Sometimes, there's a difference between what you can do and what you should do, and freezing cheese is one of those cases. Back in 1986, a woman wrote to The South Florida Sun-Sentinel asking if she could freeze American cheese. The outlet responded by saying it was technically possible but discouraged freezing cheese of any kind because it could alter the flavor and texture. Eat Pallet echoes this sentiment, noting that freezing and thawing Kraft singles will make them grainy, and they won't melt as easily. As meltability is one of, if not the, main selling points of American cheese, freezing it would defeat the purpose.

Although it's not what the company is best known for, Kraft does make "real" cheese, sold as Kraft Natural Cheese. The offerings include cheddar, mozzarella, jack, and colby. Healthline explains that semi-soft cheeses such as these can be frozen safely, but it's not optimal from a culinary standpoint. As with American cheese, freezing will compromise their meltability, and they can become grainy and crumbly in their raw form. 

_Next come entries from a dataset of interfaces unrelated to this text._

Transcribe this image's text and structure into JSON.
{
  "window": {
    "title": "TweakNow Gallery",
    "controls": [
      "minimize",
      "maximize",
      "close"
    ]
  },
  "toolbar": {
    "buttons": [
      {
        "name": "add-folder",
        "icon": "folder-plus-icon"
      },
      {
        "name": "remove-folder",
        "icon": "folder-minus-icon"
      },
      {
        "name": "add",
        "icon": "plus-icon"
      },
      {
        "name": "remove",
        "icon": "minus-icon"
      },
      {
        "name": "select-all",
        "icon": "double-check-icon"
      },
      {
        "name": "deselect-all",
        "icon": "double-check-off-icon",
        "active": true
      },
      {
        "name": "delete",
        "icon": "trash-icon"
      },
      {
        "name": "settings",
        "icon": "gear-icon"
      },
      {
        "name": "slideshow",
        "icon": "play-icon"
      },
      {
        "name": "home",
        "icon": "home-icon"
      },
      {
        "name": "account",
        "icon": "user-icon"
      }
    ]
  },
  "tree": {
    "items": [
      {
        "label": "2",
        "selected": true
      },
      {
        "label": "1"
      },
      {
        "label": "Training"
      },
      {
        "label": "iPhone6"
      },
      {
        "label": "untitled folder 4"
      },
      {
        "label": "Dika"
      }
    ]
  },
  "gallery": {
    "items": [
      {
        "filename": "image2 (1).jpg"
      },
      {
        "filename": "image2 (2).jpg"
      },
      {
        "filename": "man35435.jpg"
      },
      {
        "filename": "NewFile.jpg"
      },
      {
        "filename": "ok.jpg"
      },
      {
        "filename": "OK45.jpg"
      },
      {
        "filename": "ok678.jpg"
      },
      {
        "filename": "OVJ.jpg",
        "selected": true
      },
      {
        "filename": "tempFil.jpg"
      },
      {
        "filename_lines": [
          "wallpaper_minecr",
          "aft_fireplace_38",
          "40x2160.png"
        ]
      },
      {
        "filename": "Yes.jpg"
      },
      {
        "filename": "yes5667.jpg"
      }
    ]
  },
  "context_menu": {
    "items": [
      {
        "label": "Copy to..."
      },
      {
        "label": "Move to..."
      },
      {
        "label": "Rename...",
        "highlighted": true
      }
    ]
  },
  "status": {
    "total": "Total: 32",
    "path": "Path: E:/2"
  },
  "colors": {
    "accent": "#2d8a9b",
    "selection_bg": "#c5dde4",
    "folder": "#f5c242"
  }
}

There's technically no limit to how long you can keep cheese frozen, but it's generally best to use it within six to nine months.

How to tell Kraft cheese has gone bad

Just because Kraft cheese is bolstered by anti-mold preservatives doesn't mean it won't go bad eventually. It will just take a much longer time to spoil than unprocessed cheese. 

Mold can sometimes grow on American cheese, according to Still Tasty, and this is a clear sign that it's time to pitch those slices. However, you shouldn't rely solely on mold to tell you if your cheese has gone bad. You need to use your senses. It's a problem we also face with blue cheese, although in that case, it's not that the cheese has anti-mold properties, but rather the fact that it looks moldy to begin with.

Beyond mold, the clearest indicators of spoilage are touch and smell. Eat Pallet warns against eating American cheese that has a slimy texture or a sour odor. We all know what a Kraft single looks and feels like: vibrant orange, a tad shiny, and, let's be honest, somewhat rubbery to the touch. Let this knowledge guide you, and if your cheese doesn't look, feel, or smell the way you think it should, just throw it in the compost.

Is it safe to eat expired Kraft cheese?

Eating expired cheese can lead to food poisoning, as it could expose you to dangerous bacteria such as E. coli, Salmonella, and Listeria (per Healthline). The most common symptoms are stomach aches, vomiting, and diarrhea. That's definitely going to put a damper on your day, so you shouldn't even risk it. If you're even slightly unsure if your cheese has gone bad, play it safe and get rid of the stuff.

You may have heard that you can still eat moldy cheese if you just cut the moldy spots out, but this is only true for thick blocks of firm cheeses such as cheddar or colby. Mold generally doesn't penetrate beyond firm cheeses' surfaces, so you can cut off the exterior and eat what remains. On the other hand, the Mayo Clinic warns that mold can easily penetrate through soft cheeses, as well as any pre-shredded or pre-sliced cheese. 

So, if you're using American cheese slices and you find that one has spoiled, you should throw it out. And you may want to ditch the whole package to be on the safe side.